If only the media had grasped that the British monarchy alone now boasts a cast of characters who would make our current crop of ‘celebrities’ look dull and uninteresting. The Middletons alone have brought us eligible minx Pippa, handsome and questing bachelor James and the newly elevated Mr and Mrs M who will be trotted out at many a family gathering not to mention the newly minted Duchess of Cambridge who – whether Clarence House will protect or not – will dominate the media like a sartorial Boadicea from this day forth.

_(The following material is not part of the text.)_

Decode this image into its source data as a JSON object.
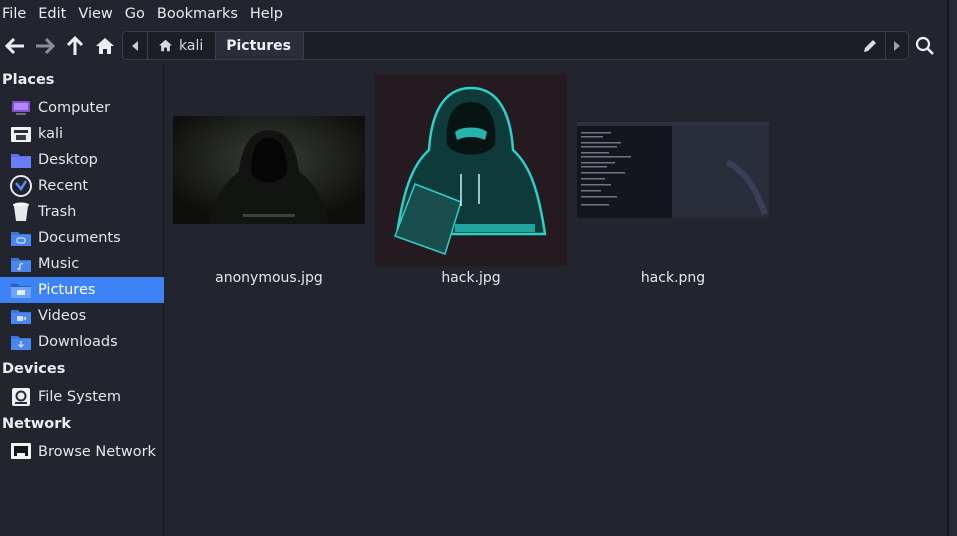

Extend the cast list and we have all the old favourites – the devastatingly chic Princess Michael of Kent, the redoubtable Princess Anne, the fragrant Princess Alexandra, the gung-ho Duchess of Cornwall and the perennially serene Queen – who never fail to inspire and/or amuse when they appear in full rig. We can look forward to years of fun with the Princesses Beatrice and Eugenie, Zara Philips and her sister-in-law Autumn. Royal ladies young and old such as Lady Sarah Chatto (the belle of the wedding), Lady Sophie Windsor (Freddy’s wife), Lady Helen Taylor, Lady Ella Windsor and the Countess of Wessex to show the world how it is done.

Open the view finder further and we have a world of gorgeous young royals to capture our attention: Princess Letizia of Spain,Queen Rania of Jordan, Sheikh Mohammad’s wife Princess Haya, soon-to-be Princess Charlene of Monaco, Crown Princess Victoria of Sweden, Crown Princess Maxima of the Netherlands and Belgium’s Crown Princess Mathilde. With the advent of the Duke and Duchess of Cambridge’s aristocratic and King’s Road circle, we have a generation of well brought-up, savvy young people who all have professions, brains and talent that makes the current tabloid fodder look about as interesting as a bucket of mud by comparison.

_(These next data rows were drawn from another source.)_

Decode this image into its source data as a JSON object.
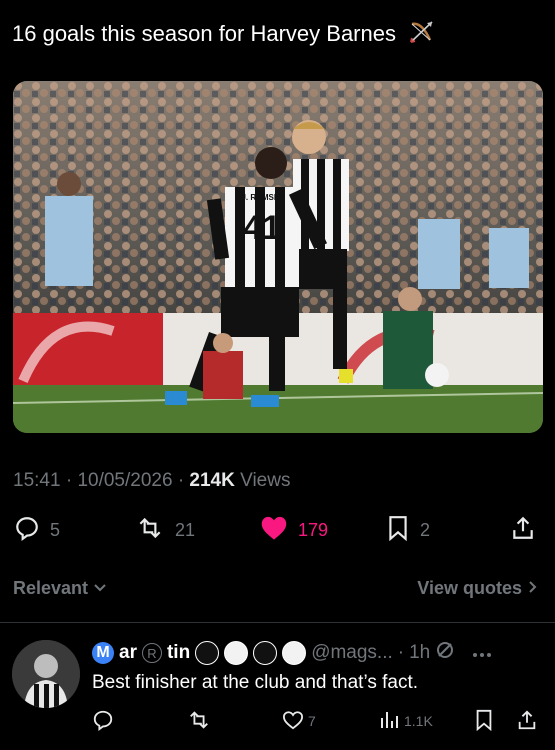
{
  "tweet": {
    "text": "16 goals this season for Harvey Barnes",
    "time": "15:41",
    "date": "10/05/2026",
    "views_count": "214K",
    "views_label": "Views"
  },
  "photo": {
    "shirt_number": "41",
    "shirt_name": "J. RAMSEY"
  },
  "actions": {
    "replies": "5",
    "reposts": "21",
    "likes": "179",
    "bookmarks": "2"
  },
  "colors": {
    "like": "#f91880",
    "muted": "#71767b",
    "verified": "#3b82f6"
  },
  "sort": {
    "relevant_label": "Relevant",
    "view_quotes_label": "View quotes"
  },
  "reply": {
    "name_part1": "ar",
    "name_part2": "tin",
    "name_badge": "M",
    "registered_badge": "R",
    "handle": "@mags...",
    "time": "1h",
    "text": "Best finisher at the club and that’s fact.",
    "likes": "7",
    "views": "1.1K"
  }
}
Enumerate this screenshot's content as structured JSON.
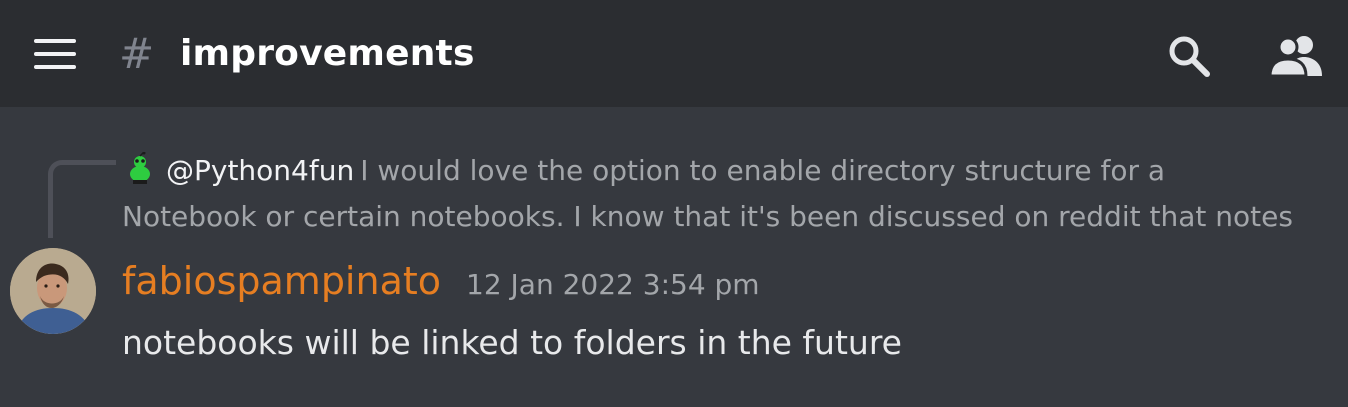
{
  "header": {
    "channel_prefix": "#",
    "channel_name": "improvements",
    "icons": {
      "menu": "hamburger-menu-icon",
      "search": "search-icon",
      "members": "members-icon"
    }
  },
  "reply": {
    "author": "@Python4fun",
    "text_line1": "I would love the option to enable directory structure for a",
    "text_line2": "Notebook or certain notebooks. I know that it's been discussed on reddit that notes",
    "avatar_icon": "reddit-alien-icon"
  },
  "message": {
    "author": "fabiospampinato",
    "timestamp": "12 Jan 2022 3:54 pm",
    "text": "notebooks will be linked to folders in the future",
    "author_color": "#e67e22"
  },
  "colors": {
    "background": "#36393f",
    "header_background": "#2b2d31",
    "muted_text": "#a3a6aa",
    "primary_text": "#e8e9eb"
  }
}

Nowhere was this more obvious to me than looking at the party pictures from the Met Ball. Acres of copy is given over stateside to the minutiae of fashion choices made by minor actresses such as the Olsen twins, Vampire Diaries starlet Nina Dobrev and even the daughter of a Vogue editor. With the best will in the world, none of these women have the mystery or the longevity that a European royal Princess or member of a royal family has for life. T’Internet, the picture dailies and TV force feed us like foie gras geese on a diet of minor celebrity and the ubiquitous A-listers (Madonna, Gwyneth Paltrow, Victoria Beckham et al) when there is clearly an appetite for a cleansing of the palette and a richer more sophisticated menu.

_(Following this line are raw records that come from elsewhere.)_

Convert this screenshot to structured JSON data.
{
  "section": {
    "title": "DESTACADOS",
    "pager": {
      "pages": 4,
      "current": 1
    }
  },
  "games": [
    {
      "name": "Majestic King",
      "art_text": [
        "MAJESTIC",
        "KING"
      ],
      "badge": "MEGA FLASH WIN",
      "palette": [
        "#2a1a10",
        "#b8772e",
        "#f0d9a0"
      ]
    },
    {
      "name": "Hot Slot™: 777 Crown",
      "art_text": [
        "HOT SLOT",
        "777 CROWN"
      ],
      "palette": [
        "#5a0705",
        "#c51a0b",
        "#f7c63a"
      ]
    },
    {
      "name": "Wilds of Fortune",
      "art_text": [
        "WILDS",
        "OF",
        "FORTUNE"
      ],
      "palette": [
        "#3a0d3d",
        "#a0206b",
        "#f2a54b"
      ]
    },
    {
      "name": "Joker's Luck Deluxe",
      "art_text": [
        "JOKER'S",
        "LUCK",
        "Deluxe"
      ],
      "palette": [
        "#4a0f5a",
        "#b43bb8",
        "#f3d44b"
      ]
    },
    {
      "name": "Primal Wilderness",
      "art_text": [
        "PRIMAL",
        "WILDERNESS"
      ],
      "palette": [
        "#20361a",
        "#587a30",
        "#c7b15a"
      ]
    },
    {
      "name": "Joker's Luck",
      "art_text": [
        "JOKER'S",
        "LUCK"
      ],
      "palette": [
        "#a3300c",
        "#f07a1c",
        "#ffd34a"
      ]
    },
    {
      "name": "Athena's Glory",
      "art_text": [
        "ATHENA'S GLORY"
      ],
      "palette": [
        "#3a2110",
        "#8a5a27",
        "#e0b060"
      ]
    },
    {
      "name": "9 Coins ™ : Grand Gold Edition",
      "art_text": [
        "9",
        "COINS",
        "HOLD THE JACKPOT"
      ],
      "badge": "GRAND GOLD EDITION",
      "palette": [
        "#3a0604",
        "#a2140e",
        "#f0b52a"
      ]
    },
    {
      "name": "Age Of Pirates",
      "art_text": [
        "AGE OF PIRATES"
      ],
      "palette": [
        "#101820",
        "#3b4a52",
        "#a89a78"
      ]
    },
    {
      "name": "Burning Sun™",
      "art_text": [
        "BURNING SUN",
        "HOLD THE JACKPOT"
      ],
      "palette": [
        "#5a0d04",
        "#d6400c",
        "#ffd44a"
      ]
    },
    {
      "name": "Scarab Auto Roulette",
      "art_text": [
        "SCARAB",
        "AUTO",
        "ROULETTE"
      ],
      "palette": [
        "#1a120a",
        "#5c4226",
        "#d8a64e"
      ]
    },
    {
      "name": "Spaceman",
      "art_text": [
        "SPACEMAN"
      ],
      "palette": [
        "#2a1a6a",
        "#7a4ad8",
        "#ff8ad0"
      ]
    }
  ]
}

Who better than young royals and aristocrats to steal our interest? Let’s face it, most celebrities can dress like a’Ho’ and nobody will really bat an eyelid over and above those ghastly tabloid columns that circle exposed tattoos/lovebites/bra straps/track marks. Royals have to dress to abide by rules. When they overstep the mark or break the sacred bonds of appropriate formal day or evening dress, there is SO much more to talk about. Lady GaGa could have worn Princess Beatrice’s Hamster wheel hat for a trip to WalMart and nobody would have bothered to even take her picture. Such excesses are as normal to GaGa as liposuction and the art of the airbrush. But when a British Princess gets it wrong, the world takes notice and websites are built overnight with people improvising homages with TV ariels, Vienetta ice creams and garden fencing: fabulous!

There is so much value to be had with royalty because they neither confirm or deny what we are thinking. Yet every minor celebrity who can set up a Twitter account seems to share his/her thoughts on a daily basis with the world thus shattering every windowpane into their souls and tearing down the glitter curtain of mystique. So what’s the conclusion to what has become something of a rant, Rowley?

I would suggest in future that the BBC and the British papers reassess what really interests the public about our royal family. We are of course fascinated by the history and mystery surrounding their lives: the palaces, the jewels, the courtiers, the etiquette. We are also VERY interested in the do’s and don’ts of how to dress like a Prince or Princess because we want something to aspire to these days rather than fame-hungry monsters to laugh at and pity. The real stars at the apex of the media pecking order have always been and will always be royal.